- Centrepoint – Centrepoint is the UK’s leading youth homelessness charity, and supports over 10,000 homeless young people each year. The Duke of Cambridge has been Patron since 2005, following in the footsteps of his mother Diana, Princess of Wales.
- The London Air Ambulance Charity 30th Anniversary Campaign – London’s Air Ambulance delivers an advanced trauma team to London’s most seriously injured patients. Using a helicopter from 08:00 to sunset, and rapid response cars at night or in adverse weather situations, London’s Air Ambulance brings the hospital to the patient when time is critical. The Duke of Cambridge became Patron of the London Air Ambulance Charity 30th Anniversary Campaign in 2019. The campaign aims to highlight the charity’s vital work in delivering life-saving treatment across London, and raise support for the development of new facilities.
- Tusk – For almost thirty years, Tusk has supported forward-thinking and successful conservation intervention in Africa. The Duke of Cambridge became Royal Patron of Tusk in 2005.
- Action on Addiction – Action on Addiction delivering effective programmes to support those affected by addiction to drugs and alcohol, their children and families. The Duchess of Cambridge became Patron in 2012.
- Place2Be – Place2Be provides emotional and therapeutic services in primary and secondary schools, building children’s resilience through talking, creative work and play. The Duchess of Cambridge became Patron in 2013.
- The Anna Freud National Centre for Children and Families – The Anna Freud Centre is a children’s mental health charity, which is working to reduce the burden of mental health difficulties of children and young people. The Duchess of Cambridge became Patron in 2016.
- The Royal Foundation in connection with Her Royal Highness’s work on Early Years – The Duke and Duchess are strong advocates for sport, and have undertaken work both in the UK and overseas to highlight the positive impact that sport can have on the individual and within local communities.
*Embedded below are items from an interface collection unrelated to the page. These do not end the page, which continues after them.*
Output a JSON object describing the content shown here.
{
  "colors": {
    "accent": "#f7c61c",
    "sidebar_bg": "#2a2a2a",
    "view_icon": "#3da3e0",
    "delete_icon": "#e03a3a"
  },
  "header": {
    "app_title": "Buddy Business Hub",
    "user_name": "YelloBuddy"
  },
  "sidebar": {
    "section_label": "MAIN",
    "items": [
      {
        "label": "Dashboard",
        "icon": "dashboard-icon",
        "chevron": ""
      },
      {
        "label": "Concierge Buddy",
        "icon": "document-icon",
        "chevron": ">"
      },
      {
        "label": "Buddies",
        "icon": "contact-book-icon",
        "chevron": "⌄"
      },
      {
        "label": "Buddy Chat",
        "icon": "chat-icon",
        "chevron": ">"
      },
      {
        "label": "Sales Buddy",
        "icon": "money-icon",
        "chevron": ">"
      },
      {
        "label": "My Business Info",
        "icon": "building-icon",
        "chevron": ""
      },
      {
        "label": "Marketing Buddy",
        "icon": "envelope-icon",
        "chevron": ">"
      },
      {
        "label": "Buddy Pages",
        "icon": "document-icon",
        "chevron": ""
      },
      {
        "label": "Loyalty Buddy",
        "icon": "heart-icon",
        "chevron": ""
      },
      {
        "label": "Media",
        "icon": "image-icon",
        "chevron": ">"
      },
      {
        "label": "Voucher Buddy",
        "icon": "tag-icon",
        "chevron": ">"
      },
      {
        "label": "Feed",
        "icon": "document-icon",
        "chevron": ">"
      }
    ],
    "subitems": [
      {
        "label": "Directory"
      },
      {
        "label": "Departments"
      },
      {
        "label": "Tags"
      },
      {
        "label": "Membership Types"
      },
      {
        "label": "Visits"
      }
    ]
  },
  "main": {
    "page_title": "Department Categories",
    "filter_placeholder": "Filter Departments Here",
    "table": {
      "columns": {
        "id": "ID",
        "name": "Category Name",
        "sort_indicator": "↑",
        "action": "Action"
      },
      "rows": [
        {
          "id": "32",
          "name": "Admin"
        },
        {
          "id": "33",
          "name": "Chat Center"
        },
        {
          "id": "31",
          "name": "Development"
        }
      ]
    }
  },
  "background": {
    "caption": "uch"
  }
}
The Duchess in particular champions how the benefits of sport, nature and the outdoors can impact childhood development, and lead to improved physical and mental wellbeing for all.